Spending Summer Wisely
Ah, the summer holidays. Two words that come together to make one great phrase. First of all, we have ‘summer’. Images of a warm, hot sunny days. Then there’s ‘holidays’, which in many cases means no work and no study. What could be better? Summer holidays are a time for relaxation, catching up on sleep, and doing stuff we love. It’s meant to be all fun and games, whether you’re staying at home socialising with friends or off with your parents travelling the world. However, unlike most of my friends, I didn’t decide to nip off to Greece for a fortnight. Instead, I decided to get a job.

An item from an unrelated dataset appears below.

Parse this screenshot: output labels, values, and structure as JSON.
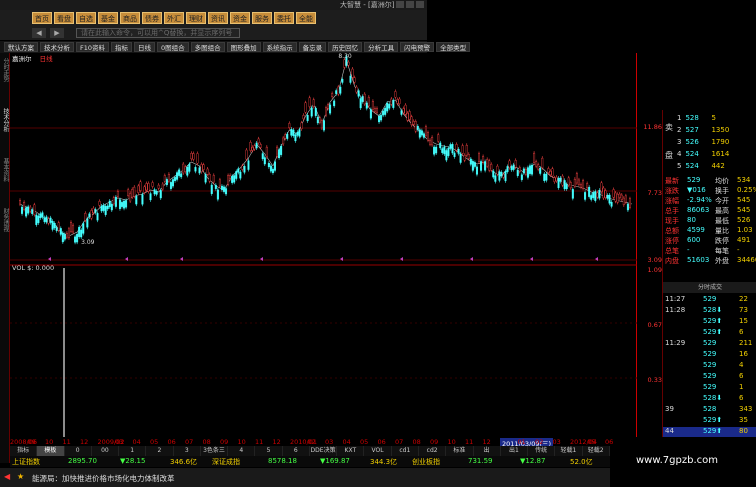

My decision to get a job was simple: I need the money. If you’ve been following my blogs you will know that during my first year of uni I shared my room, meaning I had to pay as little as £70 a week. Brilliant, if you ask me, because I was having sleepovers with my best friend every night and I was also paying over half the price of what my neighbours were paying over in Bluebell. However, this upcoming year, I will be living out of halls and in a beautiful flat in the centre of Leamington. Unfortunately, this beautiful flat comes with a not-so beautiful price: nearly double what I was paying this year. After a lot of calculations, and even more wailings down the phone to my Dad begging to fund me (quite unsuccessfully), I realised that I had to earn some money of my own in order support myself for next year.

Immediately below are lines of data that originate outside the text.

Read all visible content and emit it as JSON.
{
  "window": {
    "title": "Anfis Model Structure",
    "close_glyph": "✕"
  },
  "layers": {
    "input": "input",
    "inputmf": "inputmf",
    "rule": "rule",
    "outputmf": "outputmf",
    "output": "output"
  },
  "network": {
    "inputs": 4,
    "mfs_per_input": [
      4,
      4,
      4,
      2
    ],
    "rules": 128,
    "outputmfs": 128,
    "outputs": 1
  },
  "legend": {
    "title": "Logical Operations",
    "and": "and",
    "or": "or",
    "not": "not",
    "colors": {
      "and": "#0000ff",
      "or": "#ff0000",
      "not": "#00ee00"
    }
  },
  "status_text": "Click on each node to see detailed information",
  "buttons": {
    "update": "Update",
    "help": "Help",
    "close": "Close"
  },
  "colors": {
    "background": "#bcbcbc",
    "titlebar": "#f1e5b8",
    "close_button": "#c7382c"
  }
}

I am currently working seven days a week for two different companies. I’m really enjoying myself, and I feel that my time is being spent wisely. Balancing two jobs along with my social life has made me realise the importance of good time management skills. My sleeping pattern has greatly improved from my university routine of waking up at 1pm and going to bed at 3am. I now wake up early, go to work, have set meal times, and relax with my friends in the evening. It’s a healthy lifestyle, and to think that I’m being paid, makes it even better. Of course, I’m not going to put on some rose-tinted glasses and say it’s easy – at times customers can be obnoxious, and sometimes you will get annoyed, but the important thing to remember is that everything in life is a lesson and one must take a step back and think: what am I learning from this?

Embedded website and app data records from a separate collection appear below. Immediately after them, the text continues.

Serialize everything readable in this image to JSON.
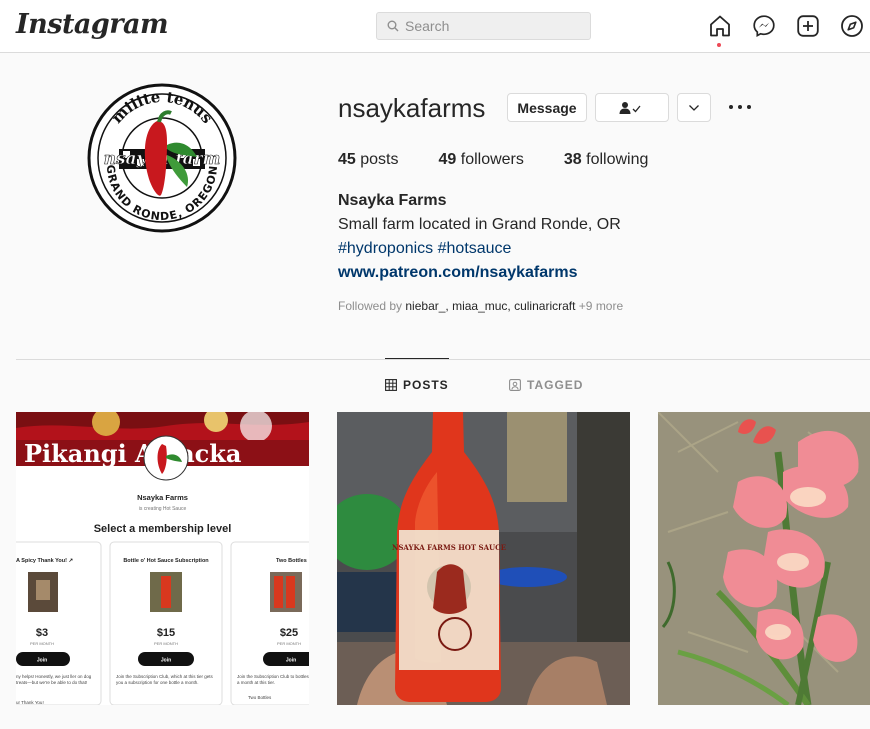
{
  "header": {
    "logo": "Instagram",
    "search_placeholder": "Search",
    "icons": [
      "home-icon",
      "messenger-icon",
      "new-post-icon",
      "explore-icon"
    ]
  },
  "profile": {
    "username": "nsaykafarms",
    "message_label": "Message",
    "stats": {
      "posts_count": "45",
      "posts_label": "posts",
      "followers_count": "49",
      "followers_label": "followers",
      "following_count": "38",
      "following_label": "following"
    },
    "bio": {
      "name": "Nsayka Farms",
      "description": "Small farm located in Grand Ronde, OR",
      "hashtags": "#hydroponics #hotsauce",
      "link": "www.patreon.com/nsaykafarms"
    },
    "followed_by": {
      "prefix": "Followed by",
      "names": "niebar_, miaa_muc, culinaricraft",
      "more": "+9 more"
    },
    "avatar_logo": {
      "top_text": "milite tenus",
      "mid_text": "nsayka farm",
      "bottom_text": "GRAND RONDE, OREGON"
    }
  },
  "tabs": {
    "posts": "POSTS",
    "tagged": "TAGGED"
  },
  "posts": [
    {
      "banner": "Pikangi Amacka",
      "title": "Nsayka Farms",
      "subtitle": "is creating Hot Sauce",
      "heading": "Select a membership level",
      "tiers": [
        {
          "name": "A Spicy Thank You! ↗",
          "price": "$3",
          "per": "PER MONTH",
          "button": "Join",
          "desc": "ny helps! Honestly, we just ller on dog treats—but we're be able to do that!",
          "extra": "ur Thank You!"
        },
        {
          "name": "Bottle o' Hot Sauce Subscription",
          "price": "$15",
          "per": "PER MONTH",
          "button": "Join",
          "desc": "Join the Subscription Club, which at this tier gets you a subscription for one bottle a month.",
          "extra": ""
        },
        {
          "name": "Two Bottles",
          "price": "$25",
          "per": "PER MONTH",
          "button": "Join",
          "desc": "Join the Subscription Club to bottles a month at this tier.",
          "extra": "Two Bottles"
        }
      ]
    },
    {
      "label_text": "NSAYKA FARMS HOT SAUCE"
    },
    {
      "description": ""
    }
  ],
  "colors": {
    "link": "#00376b",
    "notification": "#ed4956",
    "border": "#dbdbdb",
    "muted": "#8e8e8e",
    "text": "#262626"
  }
}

Getting a job is useful, no matter the purpose. Even if you do think you will have enough money for your time at university, it’s always great to have some extra cash lying about. If money isn’t your priority, then having a job is just great experience to put on your CV. Whatever job you choose, it’s an indication to your future employer that you have gained certain skills that you can apply to your new position. If you worked in retail, you could say how you learnt how to face the public, speak confidently to strangers, and understand the importance of organisation. You could broaden out to say that you understand stock and management, how the tills work, as well as your competence in handling money. All these are employable soft skills that makes you more attractive than someone who didn’t get a job, and lazed around getting burnt in Athens.